### What to do:
Give the number of lines in the records that include the word "menu", and nothing besides.

(Data extracted from a collection)
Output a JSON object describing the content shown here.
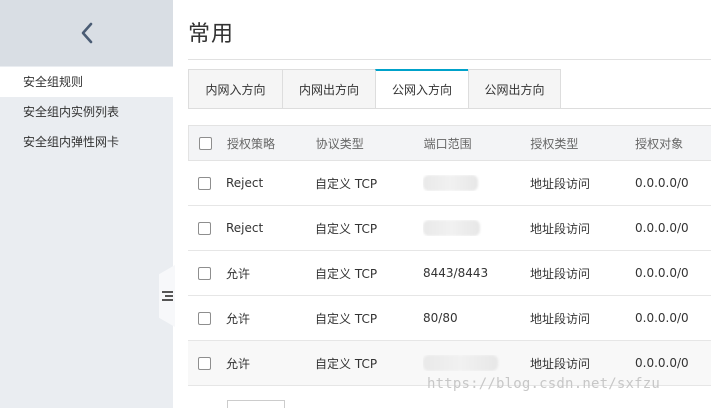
{
  "sidebar": {
    "items": [
      {
        "label": "安全组规则"
      },
      {
        "label": "安全组内实例列表"
      },
      {
        "label": "安全组内弹性网卡"
      }
    ]
  },
  "main": {
    "title": "常用",
    "tabs": [
      {
        "label": "内网入方向"
      },
      {
        "label": "内网出方向"
      },
      {
        "label": "公网入方向"
      },
      {
        "label": "公网出方向"
      }
    ],
    "active_tab": "公网入方向",
    "table": {
      "headers": [
        "授权策略",
        "协议类型",
        "端口范围",
        "授权类型",
        "授权对象"
      ],
      "rows": [
        {
          "policy": "Reject",
          "protocol": "自定义 TCP",
          "ports": "",
          "auth_type": "地址段访问",
          "auth_object": "0.0.0.0/0"
        },
        {
          "policy": "Reject",
          "protocol": "自定义 TCP",
          "ports": "",
          "auth_type": "地址段访问",
          "auth_object": "0.0.0.0/0"
        },
        {
          "policy": "允许",
          "protocol": "自定义 TCP",
          "ports": "8443/8443",
          "auth_type": "地址段访问",
          "auth_object": "0.0.0.0/0"
        },
        {
          "policy": "允许",
          "protocol": "自定义 TCP",
          "ports": "80/80",
          "auth_type": "地址段访问",
          "auth_object": "0.0.0.0/0"
        },
        {
          "policy": "允许",
          "protocol": "自定义 TCP",
          "ports": "",
          "auth_type": "地址段访问",
          "auth_object": "0.0.0.0/0"
        }
      ]
    }
  },
  "watermark": "https://blog.csdn.net/sxfzu",
  "colors": {
    "accent": "#00a2ca",
    "sidebar_bg": "#eaedf1",
    "sidebar_header_bg": "#d9dee4"
  },
  "icons": {
    "back": "chevron-left-icon",
    "collapse": "collapse-menu-icon"
  }
}
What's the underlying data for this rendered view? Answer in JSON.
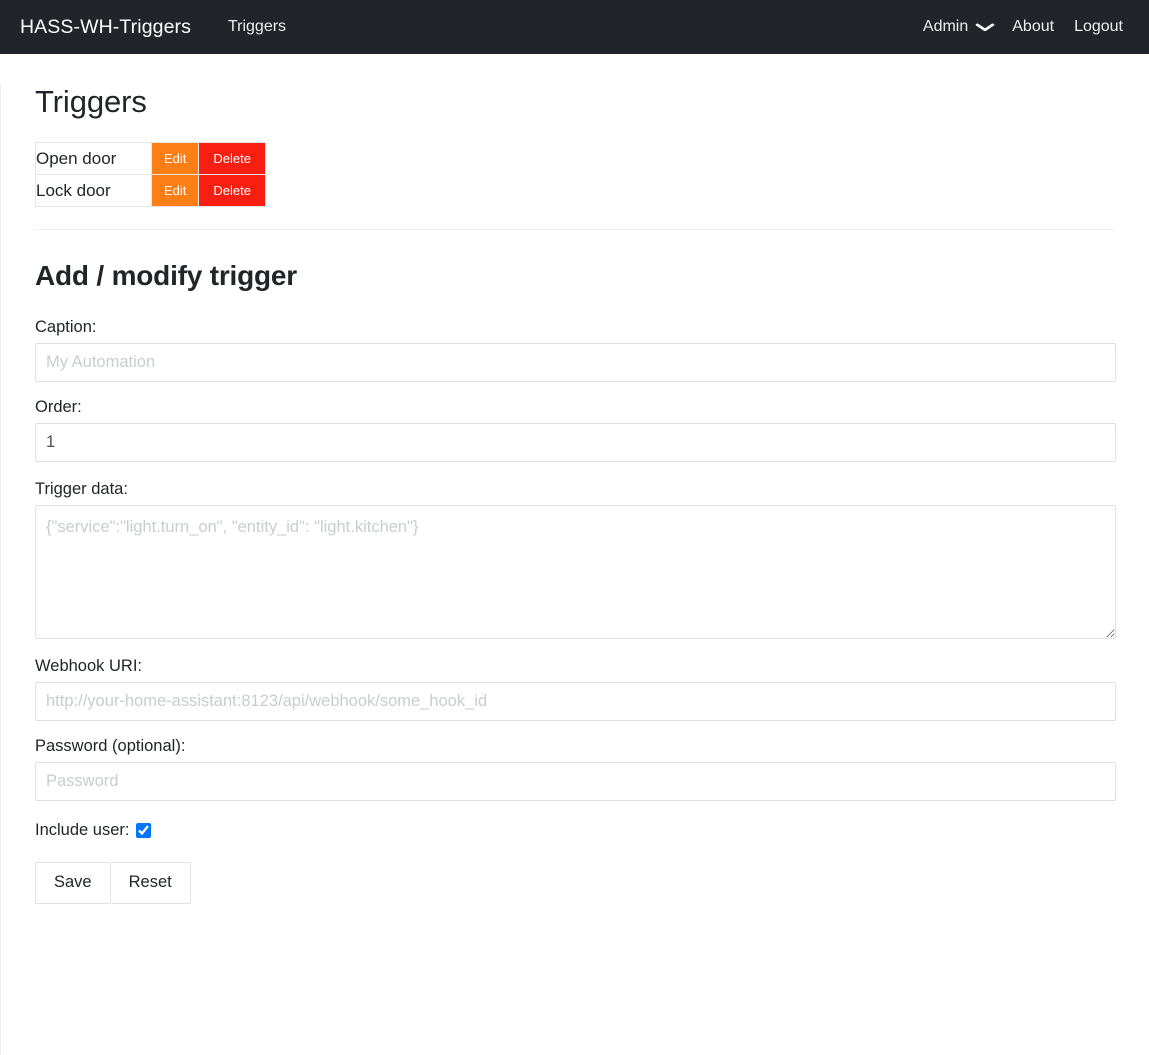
{
  "navbar": {
    "brand": "HASS-WH-Triggers",
    "left_links": [
      {
        "label": "Triggers"
      }
    ],
    "right_links": [
      {
        "label": "Admin",
        "icon": "chevron-down-icon",
        "caret": "❯"
      },
      {
        "label": "About"
      },
      {
        "label": "Logout"
      }
    ],
    "background": "#212529"
  },
  "page": {
    "title": "Triggers",
    "section_title": "Add / modify trigger"
  },
  "triggers_table": {
    "rows": [
      {
        "caption": "Open door",
        "edit_label": "Edit",
        "delete_label": "Delete"
      },
      {
        "caption": "Lock door",
        "edit_label": "Edit",
        "delete_label": "Delete"
      }
    ],
    "edit_color": "#fd7e14",
    "delete_color": "#f81e12"
  },
  "form": {
    "caption": {
      "label": "Caption:",
      "placeholder": "My Automation",
      "value": ""
    },
    "order": {
      "label": "Order:",
      "placeholder": "",
      "value": "1"
    },
    "trigger_data": {
      "label": "Trigger data:",
      "placeholder": "{\"service\":\"light.turn_on\", \"entity_id\": \"light.kitchen\"}",
      "value": ""
    },
    "webhook_uri": {
      "label": "Webhook URI:",
      "placeholder": "http://your-home-assistant:8123/api/webhook/some_hook_id",
      "value": ""
    },
    "password": {
      "label": "Password (optional):",
      "placeholder": "Password",
      "value": ""
    },
    "include_user": {
      "label": "Include user:",
      "checked": true
    },
    "save_label": "Save",
    "reset_label": "Reset"
  }
}
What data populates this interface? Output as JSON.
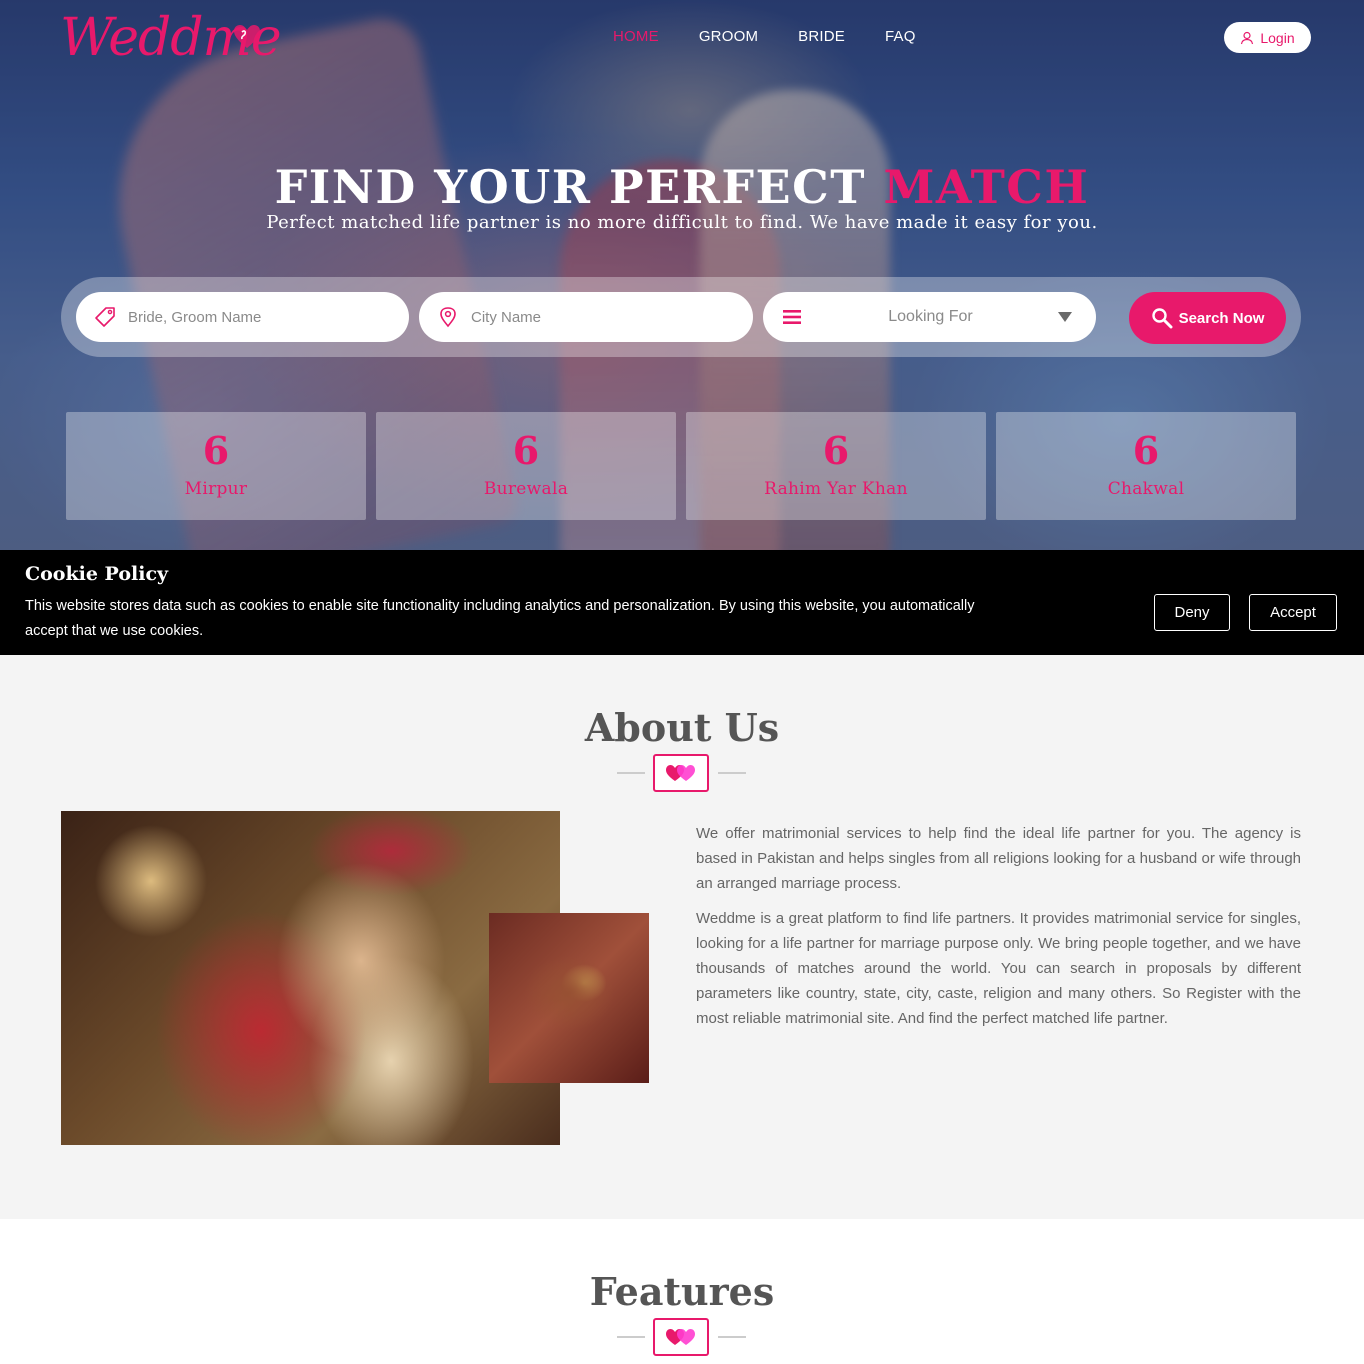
{
  "brand": {
    "logo_text": "Weddme",
    "accent_color": "#e8196b"
  },
  "nav": {
    "items": [
      {
        "label": "HOME",
        "active": true
      },
      {
        "label": "GROOM",
        "active": false
      },
      {
        "label": "BRIDE",
        "active": false
      },
      {
        "label": "FAQ",
        "active": false
      }
    ],
    "login_label": "Login",
    "login_icon": "user-icon"
  },
  "hero": {
    "title_main": "FIND YOUR PERFECT ",
    "title_accent": "MATCH",
    "subtitle": "Perfect matched life partner is no more difficult to find. We have made it easy for you."
  },
  "search": {
    "name_placeholder": "Bride, Groom Name",
    "name_icon": "tag-icon",
    "city_placeholder": "City Name",
    "city_icon": "location-pin-icon",
    "looking_for_label": "Looking For",
    "looking_for_icon": "menu-icon",
    "button_label": "Search Now",
    "button_icon": "search-icon"
  },
  "stats": [
    {
      "count": "6",
      "city": "Mirpur"
    },
    {
      "count": "6",
      "city": "Burewala"
    },
    {
      "count": "6",
      "city": "Rahim Yar Khan"
    },
    {
      "count": "6",
      "city": "Chakwal"
    }
  ],
  "cookie": {
    "title": "Cookie Policy",
    "text": "This website stores data such as cookies to enable site functionality including analytics and personalization. By using this website, you automatically accept that we use cookies.",
    "deny_label": "Deny",
    "accept_label": "Accept"
  },
  "about": {
    "title": "About Us",
    "divider_icon": "hearts-icon",
    "paragraphs": [
      "We offer matrimonial services to help find the ideal life partner for you. The agency is based in Pakistan and helps singles from all religions looking for a husband or wife through an arranged marriage process.",
      "Weddme is a great platform to find life partners. It provides matrimonial service for singles, looking for a life partner for marriage purpose only. We bring people together, and we have thousands of matches around the world. You can search in proposals by different parameters like country, state, city, caste, religion and many others. So Register with the most reliable matrimonial site. And find the perfect matched life partner."
    ]
  },
  "features": {
    "title": "Features",
    "divider_icon": "hearts-icon"
  }
}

### Response below:
2